Someone better call Nicholas Cage, because we've got a runaway copy of the Declaration of Independence on our hands.
Two Harvard researchers uncovered a more than 200-year-old copy of the document casually sitting in a record office in Britain, and it's unlike any other that has been found before.
Emily Sneff and Danielle Allen have been compiling a database called the Declaration Resource Project, gathering every copy of the document produced between 1776 and 1820 -- including versions printed in newspapers and books. But, though they have over 300 copies of the Declaration in their directory, none of them compare to this one.
"We quickly realized it was unlike any other copy that was in our database. It was very exciting," Sneff told NBC News on Sunday. "I was skeptical at first... [but] this is the kind of discovery that every historian wants to make."
The original 1776 copy has lived under glass in the National Archives in Washington D.C., along with the Constitution and Bill of Rights, since 1952. This copy, which has been named the Sussex Declaration, is the first of its kind that is the same size and scale as the original.
"We certainly weren't looking for a copy of the declaration like this," Sneff told CBS News.
"Nobody even had an inkling that a second one might exist, and so therefore there was no reason to look for such a thing," Allen added.
According to the Declaration Research Project website, one of the most important things about this document is the paper that it's made of.
"[This is] the only known parchment manuscript copy of the Declaration of Independence apart from the engrossed and signed parchment in the National Archives (refered [sic] to herein as the Matlack Declaration)," the site explains. "Both words -- parchment and manuscript -- are important. There are other parchment copies that were printed; these are the only two parchment copies that were handwritten. There are also other handwritten copies of the Declaration, for instance, with the text written out on letter-sized paper for private circulation. The Matlack Declaration and the Sussex Declaration are the only two parchment manuscript copies of the Declaration."
The pair has concluded that this Declaration was produced either in Philadelphia or New York, and was probably held by Third Duke of Richmond Charles Lennox, a British politician who was known for his support of America during the Revolution.
So who exactly commissioned this document? Sneff and Allen, along with a team of other researchers now involved in the project, say it was most likely James Wilson. Wilson signed the original Declaration representing Pennsylvania and was a Supreme Court Justice from 1789 to 1798.
"Wilson did more than any other founder to activate the Declaration of Independence as foundational to the ideological origins of the new nation," the researchers explained.
The Sussex Declaration stands in contrast with all over versions of the document, though, because of one simple detail -- the way the signatures are grouped. The original Declaration of Independence organizes its signatures by state, whereas this one lists the names individually.

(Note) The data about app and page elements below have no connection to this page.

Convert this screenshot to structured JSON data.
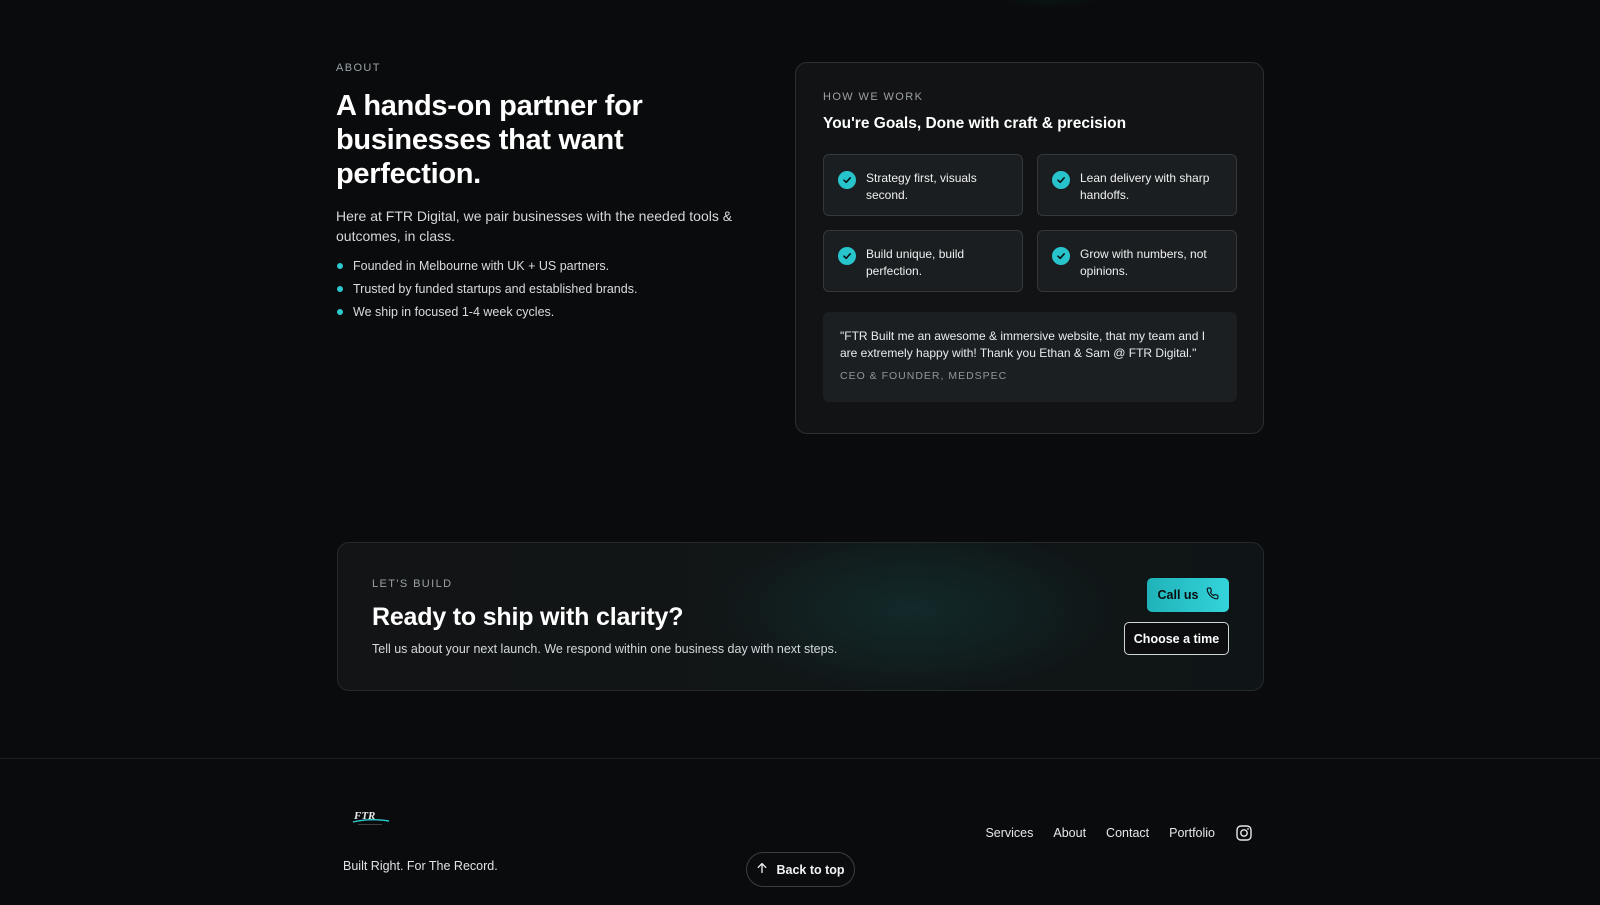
{
  "about": {
    "eyebrow": "ABOUT",
    "title_line1": "A hands-on partner for",
    "title_line2": "businesses that want perfection.",
    "text": "Here at FTR Digital, we pair businesses with the needed tools & outcomes, in class.",
    "bullets": [
      "Founded in Melbourne with UK + US partners.",
      "Trusted by funded startups and established brands.",
      "We ship in focused 1-4 week cycles."
    ]
  },
  "how_we_work": {
    "eyebrow": "HOW WE WORK",
    "title": "You're Goals, Done with craft & precision",
    "items": [
      "Strategy first, visuals second.",
      "Lean delivery with sharp handoffs.",
      "Build unique, build perfection.",
      "Grow with numbers, not opinions."
    ],
    "quote": "\"FTR Built me an awesome & immersive website, that my team and I are extremely happy with! Thank you Ethan & Sam @ FTR Digital.\"",
    "quote_author": "CEO & FOUNDER, MEDSPEC"
  },
  "cta": {
    "eyebrow": "LET'S BUILD",
    "title": "Ready to ship with clarity?",
    "text": "Tell us about your next launch. We respond within one business day with next steps.",
    "call_label": "Call us",
    "time_label": "Choose a time"
  },
  "footer": {
    "logo_text": "FTR",
    "tagline": "Built Right. For The Record.",
    "back_to_top": "Back to top",
    "nav": [
      "Services",
      "About",
      "Contact",
      "Portfolio"
    ],
    "social_icon": "instagram-icon"
  },
  "colors": {
    "accent": "#2ec9cf",
    "background": "#0a0b0c",
    "card": "#111314"
  }
}
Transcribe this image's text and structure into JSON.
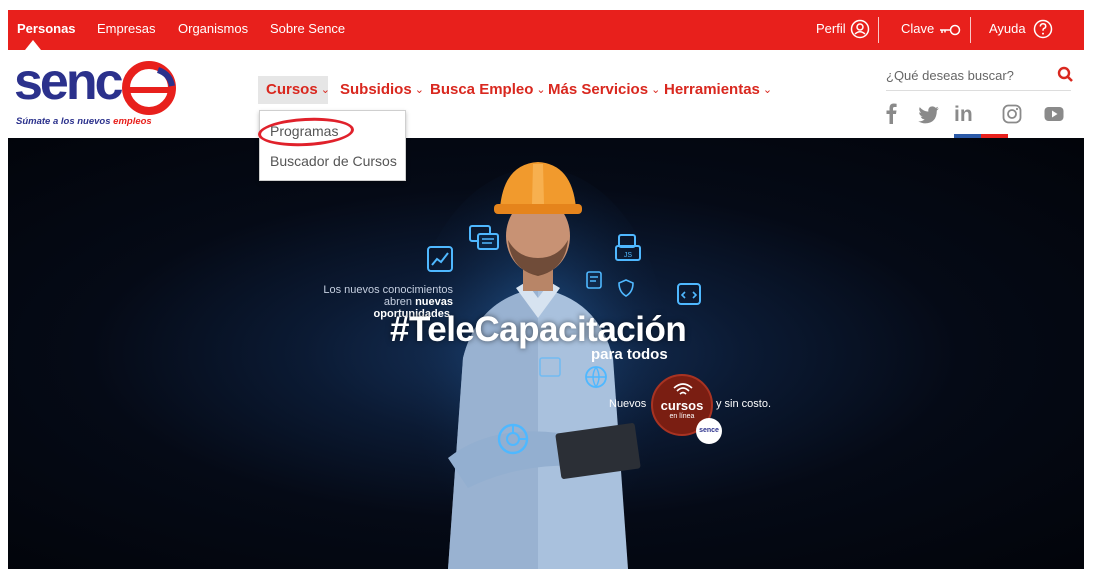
{
  "topbar": {
    "links": [
      "Personas",
      "Empresas",
      "Organismos",
      "Sobre Sence"
    ],
    "active": "Personas",
    "perfil": "Perfil",
    "clave": "Clave",
    "ayuda": "Ayuda"
  },
  "logo": {
    "word": "senc",
    "tagline_a": "Súmate a los nuevos ",
    "tagline_b": "empleos"
  },
  "nav": {
    "items": [
      "Cursos",
      "Subsidios",
      "Busca Empleo",
      "Más Servicios",
      "Herramientas"
    ],
    "open_item": "Cursos"
  },
  "dropdown": {
    "items": [
      "Programas",
      "Buscador de Cursos"
    ],
    "highlighted": "Programas"
  },
  "search": {
    "placeholder": "¿Qué deseas buscar?"
  },
  "social": [
    "facebook-icon",
    "twitter-icon",
    "linkedin-icon",
    "instagram-icon",
    "youtube-icon"
  ],
  "hero": {
    "small_line1": "Los nuevos conocimientos",
    "small_line2a": "abren ",
    "small_line2b": "nuevas oportunidades.",
    "headline": "#TeleCapacitación",
    "subhead": "para todos",
    "nuevos": "Nuevos",
    "badge_title": "cursos",
    "badge_sub": "en línea",
    "sin_costo": "y sin costo.",
    "badge_logo": "sence"
  },
  "colors": {
    "brand_red": "#e8201c",
    "brand_blue": "#2b318c",
    "hero_bg": "#050a16"
  }
}
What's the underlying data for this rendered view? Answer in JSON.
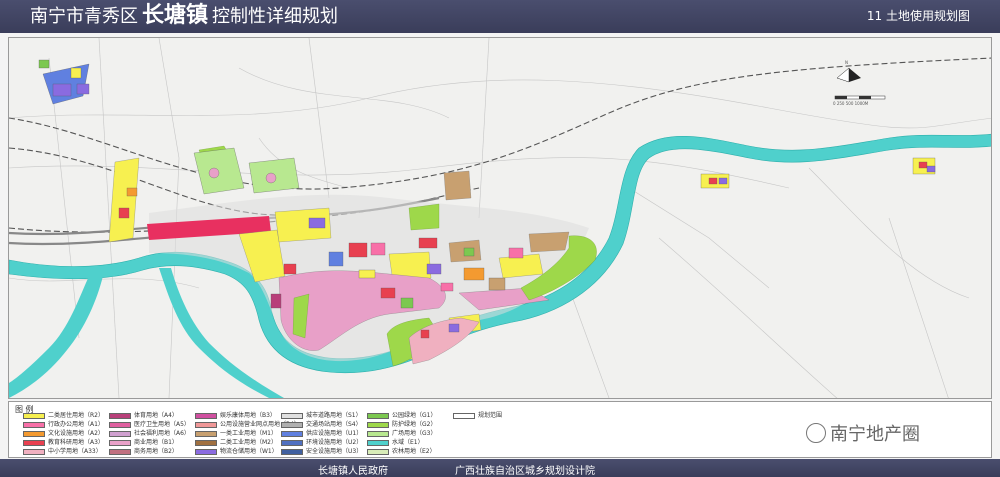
{
  "header": {
    "title_prefix": "南宁市青秀区",
    "title_town": "长塘镇",
    "title_suffix": "控制性详细规划",
    "sheet": "11  土地使用规划图"
  },
  "map": {
    "north_label": "N",
    "scale_label": "0   250   500   1000M",
    "colors": {
      "river": "#4fd0cc",
      "residential": "#f7f050",
      "commercial": "#e8a0c8",
      "industrial": "#c8a070",
      "admin": "#ff3a6a",
      "education": "#e84050",
      "green": "#9ed84a",
      "park": "#7cc850",
      "logistics": "#8a6be0",
      "utility": "#6080e0"
    }
  },
  "legend": {
    "title": "图    例",
    "items": [
      {
        "label": "二类居住用地（R2）",
        "color": "#f7f050"
      },
      {
        "label": "行政办公用地（A1）",
        "color": "#f870a8"
      },
      {
        "label": "文化设施用地（A2）",
        "color": "#f49a30"
      },
      {
        "label": "教育科研用地（A3）",
        "color": "#e84050"
      },
      {
        "label": "中小学用地（A33）",
        "color": "#f0b0c0"
      },
      {
        "label": "体育用地（A4）",
        "color": "#b8407a"
      },
      {
        "label": "医疗卫生用地（A5）",
        "color": "#e060a0"
      },
      {
        "label": "社会福利用地（A6）",
        "color": "#d0a0d0"
      },
      {
        "label": "商业用地（B1）",
        "color": "#e8a0c8"
      },
      {
        "label": "商务用地（B2）",
        "color": "#c07080"
      },
      {
        "label": "娱乐康体用地（B3）",
        "color": "#d050a0"
      },
      {
        "label": "公用设施营业网点用地（B4）",
        "color": "#f09898"
      },
      {
        "label": "一类工业用地（M1）",
        "color": "#c8a070"
      },
      {
        "label": "二类工业用地（M2）",
        "color": "#a07040"
      },
      {
        "label": "物流仓储用地（W1）",
        "color": "#8a6be0"
      },
      {
        "label": "城市道路用地（S1）",
        "color": "#e0e0e0"
      },
      {
        "label": "交通场站用地（S4）",
        "color": "#b0b0b0"
      },
      {
        "label": "供应设施用地（U1）",
        "color": "#6080e0"
      },
      {
        "label": "环境设施用地（U2）",
        "color": "#5070c0"
      },
      {
        "label": "安全设施用地（U3）",
        "color": "#4060a0"
      },
      {
        "label": "公园绿地（G1）",
        "color": "#7cc850"
      },
      {
        "label": "防护绿地（G2）",
        "color": "#9ed84a"
      },
      {
        "label": "广场用地（G3）",
        "color": "#b8e890"
      },
      {
        "label": "水域（E1）",
        "color": "#4fd0cc"
      },
      {
        "label": "农林用地（E2）",
        "color": "#d8ecb8"
      },
      {
        "label": "规划范围",
        "color": "#ffffff"
      }
    ]
  },
  "watermark": {
    "text": "南宁地产圈"
  },
  "footer": {
    "left": "长塘镇人民政府",
    "right": "广西壮族自治区城乡规划设计院"
  }
}
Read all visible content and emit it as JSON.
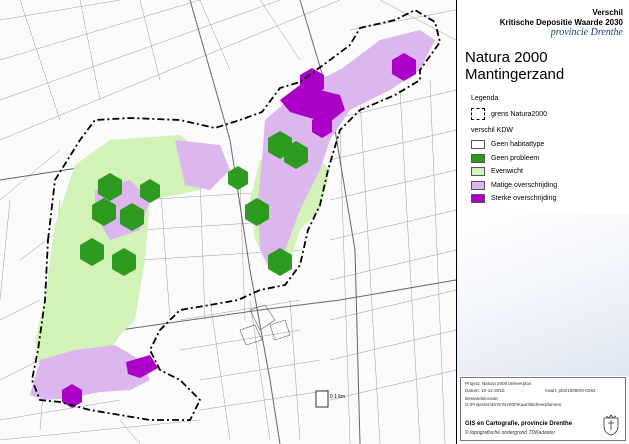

"This difference goes along with a debate that was raging on in the 1780s between Federalists and anti-Federalists," Allen said. "That's one thing that makes the discovery so significant."